The tune was written in 1958 by a piper named Iain McLachlan as a lament for a medical doctor who was leaving their town. The name of the tune, as originally produced by McLachlan, was "Dr. MacKay’s Farewell to Creagorry". McLachlan lived in Creagorry, a place on the island of Benbecula located in the Outer Hebrides between North and South Uist. Dr MacKay was his friend and neighbor. There is no suggestion that McLachlan thought of his home as a dark place. In a short time, the tune caught on and became known to David Silver of Inverness. Silver was a musician and a journalist.

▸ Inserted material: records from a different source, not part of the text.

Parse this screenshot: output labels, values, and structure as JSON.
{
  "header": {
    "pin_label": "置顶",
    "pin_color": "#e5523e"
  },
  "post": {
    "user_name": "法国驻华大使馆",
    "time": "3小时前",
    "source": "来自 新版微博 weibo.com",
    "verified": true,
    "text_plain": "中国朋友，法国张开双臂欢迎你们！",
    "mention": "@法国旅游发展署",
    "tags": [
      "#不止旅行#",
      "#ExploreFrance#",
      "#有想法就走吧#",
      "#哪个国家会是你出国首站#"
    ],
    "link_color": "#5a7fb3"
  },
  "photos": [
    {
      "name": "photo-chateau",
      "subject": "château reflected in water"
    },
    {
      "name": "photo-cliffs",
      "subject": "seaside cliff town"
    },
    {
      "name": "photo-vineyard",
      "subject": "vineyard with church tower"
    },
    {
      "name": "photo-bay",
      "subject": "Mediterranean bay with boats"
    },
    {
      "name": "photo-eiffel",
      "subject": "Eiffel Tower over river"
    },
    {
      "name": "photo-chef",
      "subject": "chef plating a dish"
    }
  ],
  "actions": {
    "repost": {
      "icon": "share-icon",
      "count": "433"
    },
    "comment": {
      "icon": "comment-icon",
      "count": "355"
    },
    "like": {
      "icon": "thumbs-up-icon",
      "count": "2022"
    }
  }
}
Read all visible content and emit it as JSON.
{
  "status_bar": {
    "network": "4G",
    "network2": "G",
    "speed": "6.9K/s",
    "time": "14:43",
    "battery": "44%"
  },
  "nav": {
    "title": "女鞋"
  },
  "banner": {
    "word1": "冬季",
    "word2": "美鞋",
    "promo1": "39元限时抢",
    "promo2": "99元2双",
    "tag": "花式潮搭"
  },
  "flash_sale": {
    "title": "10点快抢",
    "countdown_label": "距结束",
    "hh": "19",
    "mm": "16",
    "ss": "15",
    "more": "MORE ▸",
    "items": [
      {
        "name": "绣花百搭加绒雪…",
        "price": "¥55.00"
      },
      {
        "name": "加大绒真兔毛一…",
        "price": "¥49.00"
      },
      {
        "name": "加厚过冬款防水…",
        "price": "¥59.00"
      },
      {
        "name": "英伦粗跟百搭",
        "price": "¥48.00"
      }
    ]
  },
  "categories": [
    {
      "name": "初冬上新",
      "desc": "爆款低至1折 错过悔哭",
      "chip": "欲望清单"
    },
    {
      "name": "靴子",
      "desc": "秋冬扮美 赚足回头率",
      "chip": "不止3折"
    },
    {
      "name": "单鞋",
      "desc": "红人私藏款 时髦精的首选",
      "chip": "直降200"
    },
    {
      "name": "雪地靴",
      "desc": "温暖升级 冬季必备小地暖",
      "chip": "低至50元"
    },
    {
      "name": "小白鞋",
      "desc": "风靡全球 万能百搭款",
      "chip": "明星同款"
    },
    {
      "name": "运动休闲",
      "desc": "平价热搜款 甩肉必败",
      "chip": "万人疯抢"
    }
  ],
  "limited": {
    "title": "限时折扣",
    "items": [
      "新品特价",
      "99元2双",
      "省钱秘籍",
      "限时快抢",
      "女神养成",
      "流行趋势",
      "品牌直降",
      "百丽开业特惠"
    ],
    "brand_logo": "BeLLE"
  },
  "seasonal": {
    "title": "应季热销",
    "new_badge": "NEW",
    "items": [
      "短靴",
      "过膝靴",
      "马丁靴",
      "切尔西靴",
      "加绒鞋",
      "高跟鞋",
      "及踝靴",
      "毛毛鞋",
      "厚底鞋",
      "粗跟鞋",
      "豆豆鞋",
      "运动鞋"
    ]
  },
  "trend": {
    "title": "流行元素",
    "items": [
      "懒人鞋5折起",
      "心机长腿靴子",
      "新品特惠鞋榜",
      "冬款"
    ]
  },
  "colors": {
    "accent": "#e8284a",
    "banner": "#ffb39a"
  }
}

In 1963, the BBC launched a TV show entitled "The Dark Island". The show was a spy thriller about a torpedo that had been washed up on an island in the Hebrides with Russian connections. The BBC approached David Silver to write the theme song for the show. Silver wrote the words using McLachlan's tune as the melody. The show lasted about three seasons and was considered by the BBC to have been a flop; however, the song was a great hit and has been recorded by more than fifty artists since its original publication. In fact, it's fair to say that "The Dark Island" has all but obliterated the original inspiration and dedication that McLachlan intended.The earliest references to the Dark Island were made by the Romans about Great Britain. Since the success of the Silver/McLachlan tune, there has been a veritable industry built around these words. Since most of the TV series was shot at South Uist that Island now refers to itself as the Dark Island. There are a number of hotels in the Hebrides which call themselves The Dark Island. There is a beer originating in the Orkneys called Dark Island and uses as its logo the Ring of Brogar which is a ring of 27 standing stones on an island in the Orkneys which dates from approximately 2000 B.C. and is thought to be a religious site; it is also considered the Dark Island. There are popular video games called Dark Island. There are also several books that have been published using this title. Finally, of no particular relevance, but interesting nonetheless, there is an island in the Philippines called Mindora which is referred to as the Dark Island because there is a particularly nasty strain of malaria which seems to have originated from there and continues to be associated with it.
Iain McLachlan (shown above) was born: 21 October, 1927, in Hacklett, Benbecula.
With his death, in 1995, Scottish traditional music lost one of its finest exponents. Known particularly for his masterly touch on the three-row Shand Morino button accordion, Iain also played pipes, fiddle and melodeon and had an extensive knowledge of traditional music. For more than 40 years he had travelled by road and ferry to play the accordion at ceilidhs and dances throughout the Highlands and Islands.
Brought up with the Gaelic language, song and Highland music, Iain started playing fiddle and melodeon at the age of six. He picked up all his music by ear and, like many of the older generation of traditional musicians, he never learned to read or write music. There lay his strength, for Iain's music was always 'from the heart' and in his memory he held an enormous wealth of tradition. He had several different versions of many of the old tunes and, when introducing a tune, he would often introduce the music as 'an old melodeon reel' or 'a pipe setting' or 'a Skye setting' of such and such a reel. His father played melodeon for local dances and Iain learned melodeon from him. While still a boy, Iain used to sit at the knee of a local retired fiddle teacher and dancing master, Donald MacPhee (of Nunton, Benbecula), one of the few Hebridean fiddlers of that era, and from him he learned many old fiddle tunes and the old style of playing them.